It is shameful to see a government say that it has managed its finances well, when it has done so on the backs of the people. I know that people would not like it, but all that we could do is to tell people in the big urban centres, where the unemployment rate is maybe 4.5%, to come to our region where the rate is 20.5%. That is the reality.
In the Gaspé, the unemployment rate is 20%. Even in big cities like Toronto, you can see lots of people now who did not used to be there. The government should not be proud of that. You did not use to see people lying on pieces of cardboard in front of Toronto's city hall. You do now. It is terrible to see people sleeping in the street.
This is terrible to see and the government is going to boast that it has done a good job of running our country. When you used to go to Montreal, there was not someone every ten feet asking for money because he or she was poor. This is what they have created, poverty. It is certainly nothing to be proud of.
There could be a trade-off for natural resources. I am sure that the money will help Newfoundland and Labrador. It will also help Nova Scotia. At the same time, it is needed in New Brunswick, in the potash mines for example, in Sussex.
If these mines close, what will be left for the Sussex region? What will there be in Bathurst too when Noranda closes its doors in 2009? What kind of money will the province have to make investments and build infrastructure to create jobs so that people can stay in their own region, and be proud to do so. It is not easy when families break up and are forced to leave. It is not because they want to leave; they have to.
We are going to support this motion. However, there is one thing that we want, and that is for the federal government to sit down with the provinces. This is 2005 and things have changed. This is no longer 1957. Things have changed.
We must recognize the problems of the different regions and be able to find solutions, or identify the problems of the different provinces and be able to help them. The answer is not to take a piecemeal approach, as is currently being done, or to sit down with the provinces individually. It must be possible to sit down with all the provinces and find a solution to this problem.
For now, the NDP will support this motion. However, more needs to be done. Although the motion sends a message to the federal government, more needs to be done to resolve this problem, because it is a very real one. We cannot just change, turn around and blame the government. There are problems that come with this. Problems related to health exist in all the provinces. Just look at the hospital closures. At home in Caraquet the hospital closure has divided the entire Acadian Peninsula region. It has reached the point where some people are no longer talking to each other.
That is what the government has accomplished with its budget cuts. People are no longer talking to each other in the regions. There cannot be any economic development without communication. This is what the government has achieved with its budget cuts and yet it brags about its surpluses. It should spend the extra money on helping people. The money should be invested in social programs. That would help Canadians and seniors.
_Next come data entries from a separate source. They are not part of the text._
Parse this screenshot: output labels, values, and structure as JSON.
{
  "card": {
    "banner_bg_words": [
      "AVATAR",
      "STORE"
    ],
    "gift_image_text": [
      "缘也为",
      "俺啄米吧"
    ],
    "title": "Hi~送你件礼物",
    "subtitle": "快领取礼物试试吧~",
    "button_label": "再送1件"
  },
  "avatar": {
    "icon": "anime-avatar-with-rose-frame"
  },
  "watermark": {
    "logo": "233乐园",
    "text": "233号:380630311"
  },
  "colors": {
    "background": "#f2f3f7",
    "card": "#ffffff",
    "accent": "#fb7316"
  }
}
A woman phoned me today. This story may strike you as odd, but it has to do with a 65-year-old woman. I find it shameful that a woman that age called me today to say that she is unable to pay for the ball bearings for the wheels of her wheelchair and therefore she can no longer use her chair. This woman, who is short of money, cannot even get the help she needs for this. This woman is unable to walk and she is confined to a wheelchair that does not even work. It has come to this.
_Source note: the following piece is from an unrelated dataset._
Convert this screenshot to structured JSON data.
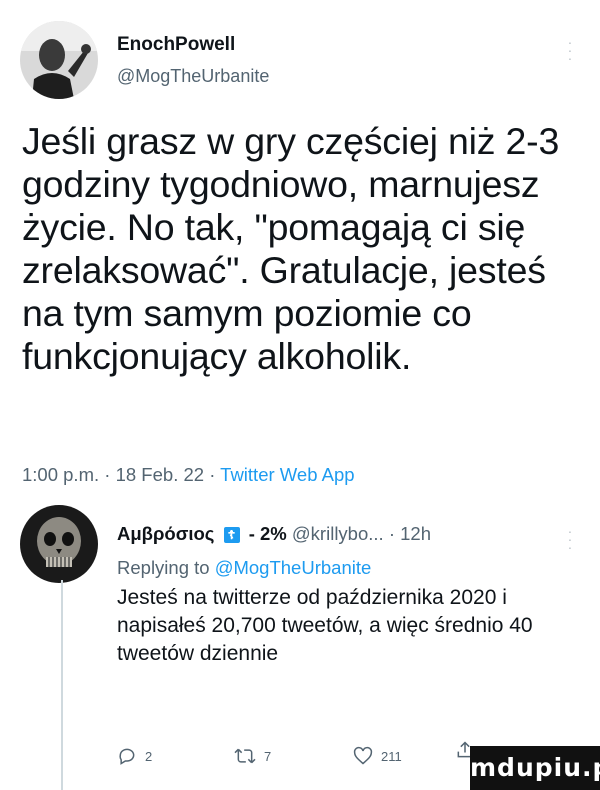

Today, the Liberals have nothing to brag about. They should be ashamed to speak in the House of Commons and brag that they have done something good for Canada, especially when we look at the sponsorship scandal. That is where the money has gone and Canadians are paying for it.